Evidence-based medicine is the practice of making medical decisions based on the best available evidence. This means that when making decisions about treatment, doctors consider the strength of the evidence, rather than just their personal experience or the opinions of experts.
There are different levels of evidence, from small studies with few participants to large, well-designed trials. The best available evidence comes from large, well-designed trials. However, even small studies can provide useful information, and sometimes the only evidence available is from small studies.
Evidence-based medicine is not a new concept. It has been around for centuries, but it has only recently become the standard approach to medical decision-making. In the past, doctors often made decisions based on their personal experience or the opinions of experts. This approach is no longer considered acceptable, as it can lead to treatment decisions that are not supported by the best available evidence.
There are many benefits to evidence-based medicine. It helps to ensure that patients receive the best possible care, as treatment decisions are based on the best available evidence. It also helps to reduce the costs of healthcare, as unnecessary or ineffective treatments are avoided.
There are some challenges associated with evidence-based medicine, as well. It can be difficult to find the best evidence, as it is often spread across different studies and journals. It can also be difficult to keep up to date with the latest evidence, as new studies are constantly being published. However, these
What is the purpose of evidence-based medicine?
The purpose of evidence-based medicine is to ensure that medical decisions are based on the best available evidence.
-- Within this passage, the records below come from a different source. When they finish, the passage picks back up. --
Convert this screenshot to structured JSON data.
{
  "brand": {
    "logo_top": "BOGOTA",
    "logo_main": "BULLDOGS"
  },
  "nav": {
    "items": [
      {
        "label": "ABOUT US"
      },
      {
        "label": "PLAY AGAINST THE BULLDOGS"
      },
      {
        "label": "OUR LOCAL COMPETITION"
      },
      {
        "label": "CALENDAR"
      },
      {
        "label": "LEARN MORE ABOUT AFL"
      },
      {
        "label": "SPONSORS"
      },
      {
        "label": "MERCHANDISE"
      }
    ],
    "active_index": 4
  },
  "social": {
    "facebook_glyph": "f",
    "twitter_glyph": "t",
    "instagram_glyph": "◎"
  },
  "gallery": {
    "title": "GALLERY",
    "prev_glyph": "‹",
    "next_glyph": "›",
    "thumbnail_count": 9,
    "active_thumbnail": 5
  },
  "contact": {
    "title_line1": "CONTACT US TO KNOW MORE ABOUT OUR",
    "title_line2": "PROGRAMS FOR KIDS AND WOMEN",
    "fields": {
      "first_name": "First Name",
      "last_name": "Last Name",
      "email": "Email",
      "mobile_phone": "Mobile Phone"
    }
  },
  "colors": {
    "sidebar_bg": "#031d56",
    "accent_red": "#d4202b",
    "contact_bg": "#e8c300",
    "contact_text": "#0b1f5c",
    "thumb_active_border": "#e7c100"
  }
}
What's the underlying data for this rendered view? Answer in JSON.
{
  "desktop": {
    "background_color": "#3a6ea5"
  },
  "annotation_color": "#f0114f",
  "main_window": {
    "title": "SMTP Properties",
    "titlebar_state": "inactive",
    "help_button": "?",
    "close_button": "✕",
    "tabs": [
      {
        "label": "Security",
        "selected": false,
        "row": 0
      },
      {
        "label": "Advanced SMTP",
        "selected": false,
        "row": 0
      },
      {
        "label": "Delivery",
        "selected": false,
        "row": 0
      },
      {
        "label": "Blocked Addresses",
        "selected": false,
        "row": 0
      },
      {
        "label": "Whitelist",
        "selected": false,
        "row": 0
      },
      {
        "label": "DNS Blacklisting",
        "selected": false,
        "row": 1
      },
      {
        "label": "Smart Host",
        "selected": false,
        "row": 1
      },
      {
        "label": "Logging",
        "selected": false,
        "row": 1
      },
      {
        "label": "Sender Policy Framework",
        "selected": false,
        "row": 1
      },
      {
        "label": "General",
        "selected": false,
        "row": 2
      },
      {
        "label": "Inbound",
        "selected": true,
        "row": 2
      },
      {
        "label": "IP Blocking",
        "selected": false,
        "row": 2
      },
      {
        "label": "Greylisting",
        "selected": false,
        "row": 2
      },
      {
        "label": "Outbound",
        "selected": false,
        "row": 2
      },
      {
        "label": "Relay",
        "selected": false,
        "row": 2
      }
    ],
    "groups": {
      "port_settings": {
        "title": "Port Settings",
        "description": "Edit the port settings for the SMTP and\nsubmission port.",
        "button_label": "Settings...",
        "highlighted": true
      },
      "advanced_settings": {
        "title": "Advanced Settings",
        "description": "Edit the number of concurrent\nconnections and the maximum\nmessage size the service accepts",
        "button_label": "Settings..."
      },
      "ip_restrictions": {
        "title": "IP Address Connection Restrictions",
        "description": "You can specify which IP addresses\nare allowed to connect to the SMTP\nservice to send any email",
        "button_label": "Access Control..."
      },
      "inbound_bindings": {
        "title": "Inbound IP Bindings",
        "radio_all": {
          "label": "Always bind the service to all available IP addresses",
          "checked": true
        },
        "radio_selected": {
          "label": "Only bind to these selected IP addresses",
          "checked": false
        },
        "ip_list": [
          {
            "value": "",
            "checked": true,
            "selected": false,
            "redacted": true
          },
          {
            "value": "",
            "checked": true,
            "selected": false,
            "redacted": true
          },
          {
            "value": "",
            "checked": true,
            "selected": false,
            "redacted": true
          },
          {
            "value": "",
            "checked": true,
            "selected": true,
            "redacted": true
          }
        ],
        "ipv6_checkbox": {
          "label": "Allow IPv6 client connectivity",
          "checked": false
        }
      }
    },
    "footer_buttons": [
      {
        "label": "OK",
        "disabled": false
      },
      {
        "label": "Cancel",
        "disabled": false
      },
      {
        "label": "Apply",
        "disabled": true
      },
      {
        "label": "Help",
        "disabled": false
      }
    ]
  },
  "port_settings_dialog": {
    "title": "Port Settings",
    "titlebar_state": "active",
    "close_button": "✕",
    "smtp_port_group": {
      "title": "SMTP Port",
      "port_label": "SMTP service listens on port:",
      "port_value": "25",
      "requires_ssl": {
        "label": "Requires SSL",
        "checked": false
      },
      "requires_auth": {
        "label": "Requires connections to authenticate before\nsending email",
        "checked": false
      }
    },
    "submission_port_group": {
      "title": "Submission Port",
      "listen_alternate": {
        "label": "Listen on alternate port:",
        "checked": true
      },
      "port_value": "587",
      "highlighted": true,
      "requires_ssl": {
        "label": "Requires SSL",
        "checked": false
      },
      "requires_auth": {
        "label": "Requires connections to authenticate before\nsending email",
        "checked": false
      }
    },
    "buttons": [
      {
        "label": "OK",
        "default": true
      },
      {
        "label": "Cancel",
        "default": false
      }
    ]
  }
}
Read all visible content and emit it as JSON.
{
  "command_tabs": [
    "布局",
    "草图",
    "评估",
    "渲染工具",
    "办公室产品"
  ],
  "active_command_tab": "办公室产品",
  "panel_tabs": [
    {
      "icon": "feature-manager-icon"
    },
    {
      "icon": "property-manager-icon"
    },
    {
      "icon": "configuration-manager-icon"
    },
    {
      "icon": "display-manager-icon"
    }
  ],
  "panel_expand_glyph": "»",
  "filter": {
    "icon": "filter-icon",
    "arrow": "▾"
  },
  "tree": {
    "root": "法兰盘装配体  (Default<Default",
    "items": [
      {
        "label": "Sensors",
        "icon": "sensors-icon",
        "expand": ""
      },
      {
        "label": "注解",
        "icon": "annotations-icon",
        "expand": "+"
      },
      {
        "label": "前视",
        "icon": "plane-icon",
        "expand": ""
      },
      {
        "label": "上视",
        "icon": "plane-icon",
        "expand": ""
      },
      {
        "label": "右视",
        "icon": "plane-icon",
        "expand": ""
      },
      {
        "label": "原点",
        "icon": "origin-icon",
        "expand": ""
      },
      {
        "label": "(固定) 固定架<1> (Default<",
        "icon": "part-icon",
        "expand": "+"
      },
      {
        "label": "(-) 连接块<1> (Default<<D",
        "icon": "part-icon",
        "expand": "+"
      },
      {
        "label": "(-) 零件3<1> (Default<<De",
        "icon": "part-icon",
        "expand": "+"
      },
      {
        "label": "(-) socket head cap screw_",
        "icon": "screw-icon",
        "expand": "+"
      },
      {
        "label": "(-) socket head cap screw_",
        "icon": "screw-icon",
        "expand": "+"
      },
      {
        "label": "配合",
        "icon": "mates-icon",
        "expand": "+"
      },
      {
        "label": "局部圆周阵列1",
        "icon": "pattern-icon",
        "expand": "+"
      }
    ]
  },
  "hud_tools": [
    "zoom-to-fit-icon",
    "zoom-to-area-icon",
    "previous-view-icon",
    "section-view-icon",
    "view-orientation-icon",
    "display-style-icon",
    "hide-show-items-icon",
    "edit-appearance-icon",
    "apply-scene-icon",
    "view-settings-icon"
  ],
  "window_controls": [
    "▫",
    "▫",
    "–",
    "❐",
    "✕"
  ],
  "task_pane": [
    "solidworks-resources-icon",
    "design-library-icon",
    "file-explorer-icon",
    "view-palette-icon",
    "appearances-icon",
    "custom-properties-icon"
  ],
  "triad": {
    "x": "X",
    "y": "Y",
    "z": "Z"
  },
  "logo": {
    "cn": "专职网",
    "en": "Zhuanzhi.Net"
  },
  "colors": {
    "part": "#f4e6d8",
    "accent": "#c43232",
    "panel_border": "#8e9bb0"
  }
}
This means that when a doctor is making a decision about a patient's care, they will consider all of the available evidence and make a decision based on what is most likely to produce the best outcome for the patient.
This approach to medicine has been shown to improve patient outcomes, and it is becoming increasingly popular as a way to ensure that patients receive the best possible care.
What are the 3 components of evidence-based medicine?
The three components of evidence-based medicine are:
1. Best available evidence: This refers to the most current and reliable evidence that is available on a given topic. This evidence can come from clinical trials, observational studies, or other research.
2. Clinical expertise: This refers to the knowledge and experience of the clinician. This is important in order to be able to interpret the evidence and apply it to the individual patient.
3. Patient preferences: This refers to the fact that each patient is unique and has different preferences and values. These must be taken into account when making decisions about treatment.
What are the 5 steps of evidence-based medicine?
The 5 steps of evidence-based medicine are:
1. Asking a focused clinical question
2. Searching for the best evidence
3. Appraising the evidence for its validity and usefulness
4. Applying the evidence to clinical practice
5. Evaluating the outcomes of using the evidence
What is the opposite of evidence-based medicine? The opposite of evidence-based medicine is unproven or experimental medicine. This includes treatments that have not been rigorously tested in clinical trials, or for which the evidence is conflicting or inconclusive. It also includes treatments that are not backed by any scientific evidence at all.
What are the disadvantages of evidence-based medicine?
There are a few potential disadvantages of evidence-based medicine (EBM), though it is generally considered to be a positive development in healthcare. One disadvantage is that EBM can lead to "cookbook medicine," where treatments are based on rigid protocols that may not take into account the unique needs of individual patients. This can result in a one-size-fits-all approach that does not always produce the best outcomes.
Another potential disadvantage is that EBM can lead to increased costs for healthcare providers, as they may need to purchase expensive software or subscribe to databases in order to access the latest research. Additionally, EBM can require a significant investment of time and effort to keep up with the latest evidence, which may not be feasible for busy clinicians.
Finally, some critics argue that EBM can promote a mechanistic view of medicine that dehumanizes patients and reduces them to a set of symptoms and risk factors. This can result in less compassionate care and a loss of the personal connection between doctor and patient.